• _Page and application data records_
"""
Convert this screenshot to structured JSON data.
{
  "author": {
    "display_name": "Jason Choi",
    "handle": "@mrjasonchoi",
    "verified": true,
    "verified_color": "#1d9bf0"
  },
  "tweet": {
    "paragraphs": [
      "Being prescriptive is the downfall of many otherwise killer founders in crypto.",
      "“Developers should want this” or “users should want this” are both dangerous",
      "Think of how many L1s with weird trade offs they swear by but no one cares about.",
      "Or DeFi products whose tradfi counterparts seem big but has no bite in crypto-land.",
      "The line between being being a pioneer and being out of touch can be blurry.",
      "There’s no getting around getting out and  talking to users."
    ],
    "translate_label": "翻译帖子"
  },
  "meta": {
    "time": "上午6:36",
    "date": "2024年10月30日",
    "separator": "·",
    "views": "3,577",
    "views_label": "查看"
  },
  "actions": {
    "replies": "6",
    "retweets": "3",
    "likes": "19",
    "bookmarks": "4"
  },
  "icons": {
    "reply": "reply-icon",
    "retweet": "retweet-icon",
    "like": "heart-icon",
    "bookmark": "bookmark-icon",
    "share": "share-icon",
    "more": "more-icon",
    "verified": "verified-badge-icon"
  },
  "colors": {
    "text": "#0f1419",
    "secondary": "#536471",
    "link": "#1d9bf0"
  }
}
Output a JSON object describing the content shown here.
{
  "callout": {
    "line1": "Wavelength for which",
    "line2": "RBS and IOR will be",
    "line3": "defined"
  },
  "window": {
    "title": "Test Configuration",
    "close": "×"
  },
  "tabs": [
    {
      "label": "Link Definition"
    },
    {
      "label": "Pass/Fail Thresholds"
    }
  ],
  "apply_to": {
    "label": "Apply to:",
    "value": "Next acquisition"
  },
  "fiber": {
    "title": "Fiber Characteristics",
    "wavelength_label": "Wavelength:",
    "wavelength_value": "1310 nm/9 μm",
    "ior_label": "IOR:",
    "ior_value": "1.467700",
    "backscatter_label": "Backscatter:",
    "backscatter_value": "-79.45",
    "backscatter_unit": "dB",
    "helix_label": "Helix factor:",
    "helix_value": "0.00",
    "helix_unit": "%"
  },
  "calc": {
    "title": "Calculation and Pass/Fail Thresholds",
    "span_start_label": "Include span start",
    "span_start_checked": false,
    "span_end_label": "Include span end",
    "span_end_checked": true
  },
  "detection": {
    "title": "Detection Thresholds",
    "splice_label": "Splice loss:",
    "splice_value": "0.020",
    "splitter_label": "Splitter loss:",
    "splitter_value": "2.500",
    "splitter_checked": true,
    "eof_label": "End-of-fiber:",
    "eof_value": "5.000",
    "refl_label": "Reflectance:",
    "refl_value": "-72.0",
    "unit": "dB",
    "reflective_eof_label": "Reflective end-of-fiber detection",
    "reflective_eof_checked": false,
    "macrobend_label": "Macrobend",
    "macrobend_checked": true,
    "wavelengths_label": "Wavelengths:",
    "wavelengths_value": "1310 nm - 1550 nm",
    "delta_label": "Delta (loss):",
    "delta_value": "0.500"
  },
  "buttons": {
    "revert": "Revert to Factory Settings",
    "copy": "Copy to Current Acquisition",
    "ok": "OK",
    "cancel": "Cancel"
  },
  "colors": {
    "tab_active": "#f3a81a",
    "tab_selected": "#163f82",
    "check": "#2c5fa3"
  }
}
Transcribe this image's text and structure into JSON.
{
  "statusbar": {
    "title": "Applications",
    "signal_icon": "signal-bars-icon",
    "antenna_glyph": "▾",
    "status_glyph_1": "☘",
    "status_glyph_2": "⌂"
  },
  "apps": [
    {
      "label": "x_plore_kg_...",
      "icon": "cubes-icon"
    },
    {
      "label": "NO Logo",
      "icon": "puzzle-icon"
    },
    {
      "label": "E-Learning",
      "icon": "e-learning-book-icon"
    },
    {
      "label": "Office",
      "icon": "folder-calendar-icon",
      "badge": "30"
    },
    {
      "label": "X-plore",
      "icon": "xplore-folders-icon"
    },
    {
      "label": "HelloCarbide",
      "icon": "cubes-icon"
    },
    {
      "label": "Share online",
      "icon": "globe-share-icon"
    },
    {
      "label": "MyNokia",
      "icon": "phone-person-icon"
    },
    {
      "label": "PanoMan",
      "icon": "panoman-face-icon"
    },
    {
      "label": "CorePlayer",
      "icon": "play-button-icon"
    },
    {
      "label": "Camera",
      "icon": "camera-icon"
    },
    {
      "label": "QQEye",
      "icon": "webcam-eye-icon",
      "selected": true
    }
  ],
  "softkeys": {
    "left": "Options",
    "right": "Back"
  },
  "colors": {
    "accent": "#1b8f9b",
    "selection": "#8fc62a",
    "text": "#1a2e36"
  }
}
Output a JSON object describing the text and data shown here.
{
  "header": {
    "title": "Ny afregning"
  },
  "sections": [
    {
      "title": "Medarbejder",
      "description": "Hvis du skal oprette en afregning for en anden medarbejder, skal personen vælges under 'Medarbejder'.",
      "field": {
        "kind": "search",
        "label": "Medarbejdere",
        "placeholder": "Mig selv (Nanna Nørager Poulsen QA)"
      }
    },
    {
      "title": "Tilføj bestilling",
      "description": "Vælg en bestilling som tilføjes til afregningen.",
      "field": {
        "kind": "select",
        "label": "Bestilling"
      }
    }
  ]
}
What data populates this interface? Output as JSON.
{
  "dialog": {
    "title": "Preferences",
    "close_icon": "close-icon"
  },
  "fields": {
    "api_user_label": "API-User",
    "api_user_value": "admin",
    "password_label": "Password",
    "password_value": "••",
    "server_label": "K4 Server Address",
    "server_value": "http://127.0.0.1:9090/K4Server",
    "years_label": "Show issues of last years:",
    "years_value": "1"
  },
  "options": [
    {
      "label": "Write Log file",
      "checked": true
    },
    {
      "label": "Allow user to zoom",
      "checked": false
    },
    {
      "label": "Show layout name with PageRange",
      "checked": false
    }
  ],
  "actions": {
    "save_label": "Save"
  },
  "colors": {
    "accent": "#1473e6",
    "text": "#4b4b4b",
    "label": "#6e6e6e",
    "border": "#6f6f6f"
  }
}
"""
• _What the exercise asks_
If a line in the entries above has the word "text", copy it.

• _Answer below_
    "text": "#0f1419",
Transcribe this image's text and structure into JSON.
    "text": "#1a2e36"
Output a JSON object describing the text and data shown here.
    "text": "#4b4b4b",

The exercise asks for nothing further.